Gwent Police Federation chair Steve Thorpe says the pressure on frontline officers and staff to respond to mental health-related call-outs is likely to increase because of the pandemic.
Steve was speaking as statistics obtained by the BBC under Freedom of Information law suggests up to 4,500 people in mental health crisis were unlawfully held in police custody in England and Wales in a year.
The figures come from a report commissioned by Theresa May when she was Prime Minister and given to ministers in 2018.
Steve is calling for the Government to provide investment in mental health services to reduce the numbers of people in crisis being unlawfully held in custody.
He said: “Being asked to respond to incidents in which mental health is a factor is nothing new to our members and, given the impact the pandemic has had an on people’s mental health, we would expect that to increase.
“However, our members are not medical professionals and it’s vital that people who are unwell – physically or mentally – receive the right care and support in an appropriate setting.
“The right place for someone in crisis is not a police cell.
“Which is why we need Government investment in mental health services to ensure people receive the support they need at a time of crisis and the pressure is eased on an already overstretched police service.”
Steve’s comments were echoed by John Apter, the chair of the Police Federation of England and Wales.
John said: “It is deeply frustrating to see more headlines revealing members of the public in mental health crisis are being kept in police cells when they absolutely shouldn’t be as they are patients – not prisoners.
“The Federation has been warning about this issue for many years which presents an unfair risk to both people in desperate need of professional help and the police officers left with no choice but to step in.
“If we fail to talk about this the problem won’t go away - it’s almost like a dirty little secret and nobody wants to accept we have a problem when in fact it’s a massive issue which is only getting worse.
“Our NHS and social care services simply don’t have the capacity and policing is unable to say no. This must change.
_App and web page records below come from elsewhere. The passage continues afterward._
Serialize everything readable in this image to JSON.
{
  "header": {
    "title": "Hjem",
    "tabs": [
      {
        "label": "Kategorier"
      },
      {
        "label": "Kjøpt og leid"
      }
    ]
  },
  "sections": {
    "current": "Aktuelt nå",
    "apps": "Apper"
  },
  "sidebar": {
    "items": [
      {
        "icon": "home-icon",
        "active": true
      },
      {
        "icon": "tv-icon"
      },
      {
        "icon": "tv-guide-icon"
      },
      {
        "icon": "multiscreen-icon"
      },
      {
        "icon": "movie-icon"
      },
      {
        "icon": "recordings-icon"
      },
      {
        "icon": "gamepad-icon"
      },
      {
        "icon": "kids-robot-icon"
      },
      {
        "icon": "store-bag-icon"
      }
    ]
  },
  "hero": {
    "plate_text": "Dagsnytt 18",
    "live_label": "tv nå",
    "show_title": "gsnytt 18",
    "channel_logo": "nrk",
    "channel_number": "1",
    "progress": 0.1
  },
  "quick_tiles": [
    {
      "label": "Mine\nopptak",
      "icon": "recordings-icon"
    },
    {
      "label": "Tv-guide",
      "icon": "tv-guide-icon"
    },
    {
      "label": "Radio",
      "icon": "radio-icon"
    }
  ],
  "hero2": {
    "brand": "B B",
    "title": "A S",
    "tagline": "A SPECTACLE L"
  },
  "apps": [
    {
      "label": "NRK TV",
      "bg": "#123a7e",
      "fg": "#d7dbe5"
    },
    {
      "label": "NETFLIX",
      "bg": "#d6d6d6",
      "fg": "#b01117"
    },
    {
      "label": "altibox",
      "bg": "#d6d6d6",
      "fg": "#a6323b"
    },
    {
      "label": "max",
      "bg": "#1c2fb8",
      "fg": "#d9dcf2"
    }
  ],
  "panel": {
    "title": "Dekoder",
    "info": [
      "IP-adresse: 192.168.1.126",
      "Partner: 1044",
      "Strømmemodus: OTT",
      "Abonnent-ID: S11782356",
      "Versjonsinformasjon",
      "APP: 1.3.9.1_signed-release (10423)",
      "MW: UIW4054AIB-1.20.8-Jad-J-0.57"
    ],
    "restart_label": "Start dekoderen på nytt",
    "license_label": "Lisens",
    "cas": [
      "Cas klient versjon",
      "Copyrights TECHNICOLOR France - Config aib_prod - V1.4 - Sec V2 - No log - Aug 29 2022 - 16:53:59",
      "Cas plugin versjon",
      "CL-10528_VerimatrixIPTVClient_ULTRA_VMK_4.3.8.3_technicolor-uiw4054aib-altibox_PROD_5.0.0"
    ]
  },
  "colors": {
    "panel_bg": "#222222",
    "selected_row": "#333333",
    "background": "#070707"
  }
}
“Alongside us, other policing bodies, including the Independent Office for Police Conduct and the National Police Chiefs’ Council have supported urgent need for action as the police service continues to be used to plug the gaps of other agencies when they already struggling to cope with demand. This is grossly unfair and must stop.
“I would urge the Government to take responsibility, both legislatively and financially, so that real money is put into secure non-police facilities, drug and alcohol services, community health and social care programmes so that the most vulnerable people in society can be helped and protected.”